» What is required
In the records, each line holding "legend" must be reported.

━━━ Record excerpts ━━━

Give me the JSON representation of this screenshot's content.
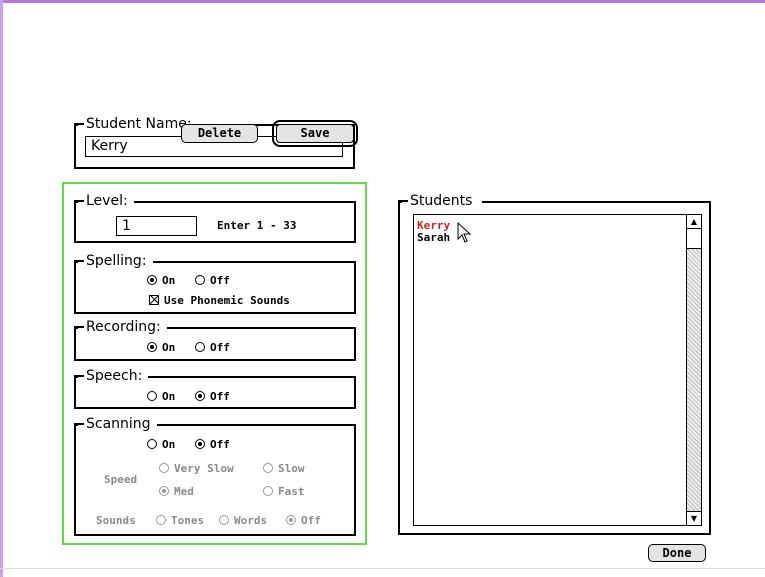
{
  "student_name": {
    "legend": "Student Name:",
    "value": "Kerry"
  },
  "buttons": {
    "delete": "Delete",
    "save": "Save",
    "done": "Done"
  },
  "level": {
    "legend": "Level:",
    "value": "1",
    "hint": "Enter 1 - 33"
  },
  "spelling": {
    "legend": "Spelling:",
    "on": "On",
    "off": "Off",
    "selected": "On",
    "phonemic_label": "Use Phonemic Sounds",
    "phonemic_checked": true
  },
  "recording": {
    "legend": "Recording:",
    "on": "On",
    "off": "Off",
    "selected": "On"
  },
  "speech": {
    "legend": "Speech:",
    "on": "On",
    "off": "Off",
    "selected": "Off"
  },
  "scanning": {
    "legend": "Scanning",
    "on": "On",
    "off": "Off",
    "selected": "Off",
    "speed_label": "Speed",
    "speed_options": [
      "Very Slow",
      "Slow",
      "Med",
      "Fast"
    ],
    "speed_selected": "Med",
    "sounds_label": "Sounds",
    "sounds_options": [
      "Tones",
      "Words",
      "Off"
    ],
    "sounds_selected": "Off"
  },
  "students": {
    "legend": "Students",
    "items": [
      "Kerry",
      "Sarah"
    ],
    "selected": "Kerry",
    "selected_color": "#cc1f1f"
  },
  "colors": {
    "panel_border": "#5fdc3f",
    "window_accent": "#b57be0"
  }
}
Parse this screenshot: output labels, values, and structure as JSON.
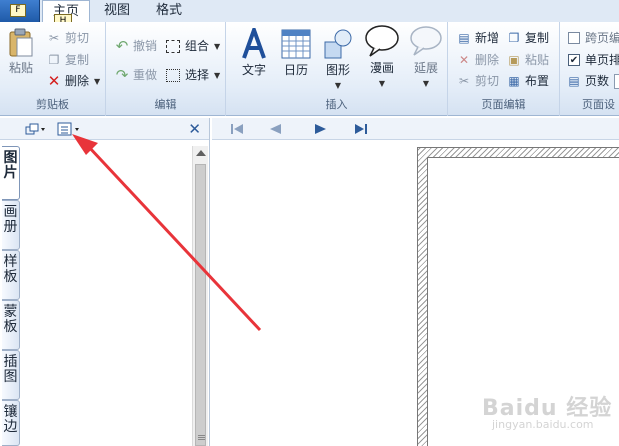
{
  "tabs": {
    "app_key": "F",
    "home": "主页",
    "home_key": "H",
    "view": "视图",
    "format": "格式"
  },
  "ribbon": {
    "clipboard": {
      "label": "剪贴板",
      "paste": "粘贴",
      "cut": "剪切",
      "copy": "复制",
      "delete": "删除"
    },
    "edit": {
      "label": "编辑",
      "undo": "撤销",
      "redo": "重做",
      "group": "组合",
      "select": "选择"
    },
    "insert": {
      "label": "插入",
      "text": "文字",
      "calendar": "日历",
      "shape": "图形",
      "comic": "漫画",
      "extend": "延展"
    },
    "page_edit": {
      "label": "页面编辑",
      "new": "新增",
      "copy": "复制",
      "delete": "删除",
      "paste": "粘贴",
      "cut": "剪切",
      "layout": "布置"
    },
    "page_settings": {
      "label": "页面设",
      "spread": "跨页编",
      "single": "单页排",
      "page_count": "页数",
      "single_checked": true
    }
  },
  "panel": {
    "close": "✕",
    "vtabs": [
      {
        "label": "图片",
        "active": true
      },
      {
        "label": "画册",
        "active": false
      },
      {
        "label": "样板",
        "active": false
      },
      {
        "label": "蒙板",
        "active": false
      },
      {
        "label": "插图",
        "active": false
      },
      {
        "label": "镶边",
        "active": false
      }
    ]
  },
  "watermark": {
    "brand": "Baidu 经验",
    "site": "jingyan.baidu.com"
  },
  "colors": {
    "accent": "#1f5aa8",
    "arrow": "#e8343a",
    "ribbon_bg": "#e4edf8"
  }
}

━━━

» Solution below
    "legend": "Student Name:",
    "legend": "Level:",
    "legend": "Spelling:",
    "legend": "Recording:",
    "legend": "Speech:",
    "legend": "Scanning",
    "legend": "Students",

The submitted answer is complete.